→ Aim of the task: Take the entries below and retype them exactly.

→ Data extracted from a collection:
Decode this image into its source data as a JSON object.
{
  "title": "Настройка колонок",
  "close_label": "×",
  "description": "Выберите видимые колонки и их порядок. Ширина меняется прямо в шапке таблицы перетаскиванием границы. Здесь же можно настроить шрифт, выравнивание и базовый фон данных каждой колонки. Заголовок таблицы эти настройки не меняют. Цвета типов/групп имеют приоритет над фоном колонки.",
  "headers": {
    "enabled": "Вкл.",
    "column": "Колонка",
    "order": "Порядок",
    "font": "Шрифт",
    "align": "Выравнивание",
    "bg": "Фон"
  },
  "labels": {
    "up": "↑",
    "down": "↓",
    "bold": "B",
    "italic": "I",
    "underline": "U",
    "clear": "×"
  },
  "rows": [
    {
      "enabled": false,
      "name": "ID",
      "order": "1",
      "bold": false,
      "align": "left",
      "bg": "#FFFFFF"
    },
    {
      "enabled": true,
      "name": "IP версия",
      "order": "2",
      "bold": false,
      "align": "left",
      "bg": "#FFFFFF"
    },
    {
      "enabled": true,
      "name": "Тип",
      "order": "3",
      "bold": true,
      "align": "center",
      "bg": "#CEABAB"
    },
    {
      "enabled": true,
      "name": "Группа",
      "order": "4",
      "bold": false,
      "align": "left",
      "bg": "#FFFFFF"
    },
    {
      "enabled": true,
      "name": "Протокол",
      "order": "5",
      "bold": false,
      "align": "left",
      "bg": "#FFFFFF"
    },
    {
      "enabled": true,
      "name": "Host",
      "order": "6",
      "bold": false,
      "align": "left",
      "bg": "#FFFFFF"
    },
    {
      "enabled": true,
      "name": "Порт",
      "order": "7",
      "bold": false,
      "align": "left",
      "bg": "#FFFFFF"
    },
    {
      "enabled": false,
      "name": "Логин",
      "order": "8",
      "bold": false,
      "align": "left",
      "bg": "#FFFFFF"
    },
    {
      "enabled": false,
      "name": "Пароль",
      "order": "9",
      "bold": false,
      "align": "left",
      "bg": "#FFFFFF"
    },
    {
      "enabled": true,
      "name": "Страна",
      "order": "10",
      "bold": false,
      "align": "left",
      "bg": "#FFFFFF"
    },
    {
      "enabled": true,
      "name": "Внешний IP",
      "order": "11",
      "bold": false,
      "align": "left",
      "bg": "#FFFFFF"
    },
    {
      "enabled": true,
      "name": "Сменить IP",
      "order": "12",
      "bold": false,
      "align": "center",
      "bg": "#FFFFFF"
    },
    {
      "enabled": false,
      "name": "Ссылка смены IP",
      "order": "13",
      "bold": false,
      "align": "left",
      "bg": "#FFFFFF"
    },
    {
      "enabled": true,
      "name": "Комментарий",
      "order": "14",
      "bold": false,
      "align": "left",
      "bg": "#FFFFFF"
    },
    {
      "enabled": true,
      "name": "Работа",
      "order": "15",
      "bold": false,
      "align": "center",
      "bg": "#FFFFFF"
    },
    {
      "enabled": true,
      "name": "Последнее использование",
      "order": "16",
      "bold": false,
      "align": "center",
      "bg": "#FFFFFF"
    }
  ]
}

→ Task result:
Decode this image into its source data as a JSON object.
{
  "title": "Настройка колонок",
  "close_label": "×",
  "description": "Выберите видимые колонки и их порядок. Ширина меняется прямо в шапке таблицы перетаскиванием границы. Здесь же можно настроить шрифт, выравнивание и базовый фон данных каждой колонки. Заголовок таблицы эти настройки не меняют. Цвета типов/групп имеют приоритет над фоном колонки.",
  "headers": {
    "enabled": "Вкл.",
    "column": "Колонка",
    "order": "Порядок",
    "font": "Шрифт",
    "align": "Выравнивание",
    "bg": "Фон"
  },
  "labels": {
    "up": "↑",
    "down": "↓",
    "bold": "B",
    "italic": "I",
    "underline": "U",
    "clear": "×"
  },
  "rows": [
    {
      "enabled": false,
      "name": "ID",
      "order": "1",
      "bold": false,
      "align": "left",
      "bg": "#FFFFFF"
    },
    {
      "enabled": true,
      "name": "IP версия",
      "order": "2",
      "bold": false,
      "align": "left",
      "bg": "#FFFFFF"
    },
    {
      "enabled": true,
      "name": "Тип",
      "order": "3",
      "bold": true,
      "align": "center",
      "bg": "#CEABAB"
    },
    {
      "enabled": true,
      "name": "Группа",
      "order": "4",
      "bold": false,
      "align": "left",
      "bg": "#FFFFFF"
    },
    {
      "enabled": true,
      "name": "Протокол",
      "order": "5",
      "bold": false,
      "align": "left",
      "bg": "#FFFFFF"
    },
    {
      "enabled": true,
      "name": "Host",
      "order": "6",
      "bold": false,
      "align": "left",
      "bg": "#FFFFFF"
    },
    {
      "enabled": true,
      "name": "Порт",
      "order": "7",
      "bold": false,
      "align": "left",
      "bg": "#FFFFFF"
    },
    {
      "enabled": false,
      "name": "Логин",
      "order": "8",
      "bold": false,
      "align": "left",
      "bg": "#FFFFFF"
    },
    {
      "enabled": false,
      "name": "Пароль",
      "order": "9",
      "bold": false,
      "align": "left",
      "bg": "#FFFFFF"
    },
    {
      "enabled": true,
      "name": "Страна",
      "order": "10",
      "bold": false,
      "align": "left",
      "bg": "#FFFFFF"
    },
    {
      "enabled": true,
      "name": "Внешний IP",
      "order": "11",
      "bold": false,
      "align": "left",
      "bg": "#FFFFFF"
    },
    {
      "enabled": true,
      "name": "Сменить IP",
      "order": "12",
      "bold": false,
      "align": "center",
      "bg": "#FFFFFF"
    },
    {
      "enabled": false,
      "name": "Ссылка смены IP",
      "order": "13",
      "bold": false,
      "align": "left",
      "bg": "#FFFFFF"
    },
    {
      "enabled": true,
      "name": "Комментарий",
      "order": "14",
      "bold": false,
      "align": "left",
      "bg": "#FFFFFF"
    },
    {
      "enabled": true,
      "name": "Работа",
      "order": "15",
      "bold": false,
      "align": "center",
      "bg": "#FFFFFF"
    },
    {
      "enabled": true,
      "name": "Последнее использование",
      "order": "16",
      "bold": false,
      "align": "center",
      "bg": "#FFFFFF"
    }
  ]
}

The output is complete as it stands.